What are the disadvantages of a union?
Understanding some of the disadvantages of union for employers will help you avoid conflicts and work better with an organized workforce.Higher Labor Costs. … Members Can Legally Strike. … Decreased Human Resources Control. … More Lawsuits and Arbitrations. … Extra Accounting for Union Dues.
What happens if I opt out of my union?
If you resign from union membership and stop paying dues, and your public employer has collective bargaining, the union would still be required to continue to represent you fairly and without discrimination in all matters subject to collective bargaining, and you could not be denied any benefits under the labor …
Are union dues taken out every paycheck?
Many union members pay union dues out of their wages, although some unions collect dues separately from the paycheck. … Dues are different from fees and assessments. Fees are generally one-time-only payments made by the union member to the union to cover the administration of ongoing programs or activities.
Is it worth being in a union?
On average, union members get higher pay than non-members. They are also likely to get better sickness and pension benefits, more paid holiday and more control over things like shifts and working hours. This is because workers join together to negotiate pay and conditions rather than leaving them up to managers.
Why you should not join a union?
For example, it can’t use your money for political union activities such as lobbying. Also, a union can’t use fair share fees to pay for litigation expenses not related to collective bargaining, public relations efforts or to secure public funds. Union dues, however, can be used for any or all of those purposes.
What are my rights as a union member?
Union members have: equal rights to participate in union activities. freedom of speech and assembly. voice in setting rates of dues, fees, and assessments. protection of the right to sue.

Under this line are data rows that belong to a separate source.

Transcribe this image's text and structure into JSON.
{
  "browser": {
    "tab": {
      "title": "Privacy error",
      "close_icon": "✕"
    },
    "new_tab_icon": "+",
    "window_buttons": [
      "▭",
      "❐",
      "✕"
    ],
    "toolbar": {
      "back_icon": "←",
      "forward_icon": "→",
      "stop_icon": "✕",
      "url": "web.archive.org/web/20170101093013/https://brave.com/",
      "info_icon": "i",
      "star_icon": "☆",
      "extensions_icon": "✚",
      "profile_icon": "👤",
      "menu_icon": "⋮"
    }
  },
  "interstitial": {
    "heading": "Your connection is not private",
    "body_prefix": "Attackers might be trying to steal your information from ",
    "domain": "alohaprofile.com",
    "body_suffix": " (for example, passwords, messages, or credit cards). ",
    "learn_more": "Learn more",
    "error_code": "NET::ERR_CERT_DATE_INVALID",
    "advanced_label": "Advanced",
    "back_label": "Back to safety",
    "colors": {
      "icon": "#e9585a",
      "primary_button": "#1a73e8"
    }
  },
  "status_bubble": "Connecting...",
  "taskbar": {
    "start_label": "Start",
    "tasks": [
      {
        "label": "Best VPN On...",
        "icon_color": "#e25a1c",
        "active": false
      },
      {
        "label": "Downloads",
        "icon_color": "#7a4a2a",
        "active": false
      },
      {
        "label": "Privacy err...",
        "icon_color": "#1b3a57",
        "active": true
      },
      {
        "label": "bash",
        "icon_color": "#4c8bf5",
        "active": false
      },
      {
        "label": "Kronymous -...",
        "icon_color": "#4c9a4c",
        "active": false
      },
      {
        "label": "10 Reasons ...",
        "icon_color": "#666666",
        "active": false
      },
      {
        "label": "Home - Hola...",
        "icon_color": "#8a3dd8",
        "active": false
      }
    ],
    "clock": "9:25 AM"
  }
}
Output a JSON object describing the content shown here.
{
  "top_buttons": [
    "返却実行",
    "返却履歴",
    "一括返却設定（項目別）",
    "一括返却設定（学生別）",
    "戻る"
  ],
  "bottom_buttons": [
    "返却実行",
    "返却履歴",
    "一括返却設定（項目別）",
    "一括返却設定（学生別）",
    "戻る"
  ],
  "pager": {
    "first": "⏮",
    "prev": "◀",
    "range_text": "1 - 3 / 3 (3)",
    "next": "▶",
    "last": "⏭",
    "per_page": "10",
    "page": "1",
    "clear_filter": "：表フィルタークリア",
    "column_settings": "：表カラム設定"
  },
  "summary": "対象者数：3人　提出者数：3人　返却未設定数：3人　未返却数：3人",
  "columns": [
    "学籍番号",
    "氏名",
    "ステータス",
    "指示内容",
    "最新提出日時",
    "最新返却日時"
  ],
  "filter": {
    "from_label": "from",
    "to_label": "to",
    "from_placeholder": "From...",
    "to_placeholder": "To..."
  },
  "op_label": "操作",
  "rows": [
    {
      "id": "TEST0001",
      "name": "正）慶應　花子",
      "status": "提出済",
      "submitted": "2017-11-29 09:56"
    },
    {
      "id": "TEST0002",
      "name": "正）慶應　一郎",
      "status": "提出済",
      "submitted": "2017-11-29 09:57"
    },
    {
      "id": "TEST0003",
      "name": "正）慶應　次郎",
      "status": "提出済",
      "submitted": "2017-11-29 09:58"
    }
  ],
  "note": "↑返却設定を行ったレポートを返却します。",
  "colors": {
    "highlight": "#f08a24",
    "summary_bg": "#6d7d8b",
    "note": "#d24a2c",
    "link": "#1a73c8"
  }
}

Can I sue my union?
Workers, other than those covered by the Public Service Employee Relations Act, whose unions have not fairly represented them cannot sue them in court. … Workers must file their complaint to the Alberta LRB within 90 days of the union’s decision or 45 days from being notified of the outcome of an appeal.
What to do when your union is not helping you?
If the union still refuses to help you, you can go to the National Labor Relations Board (NLRB) and file a complaint against your union. You must do this within 180 days of the time the union refused to do anything about your grievance.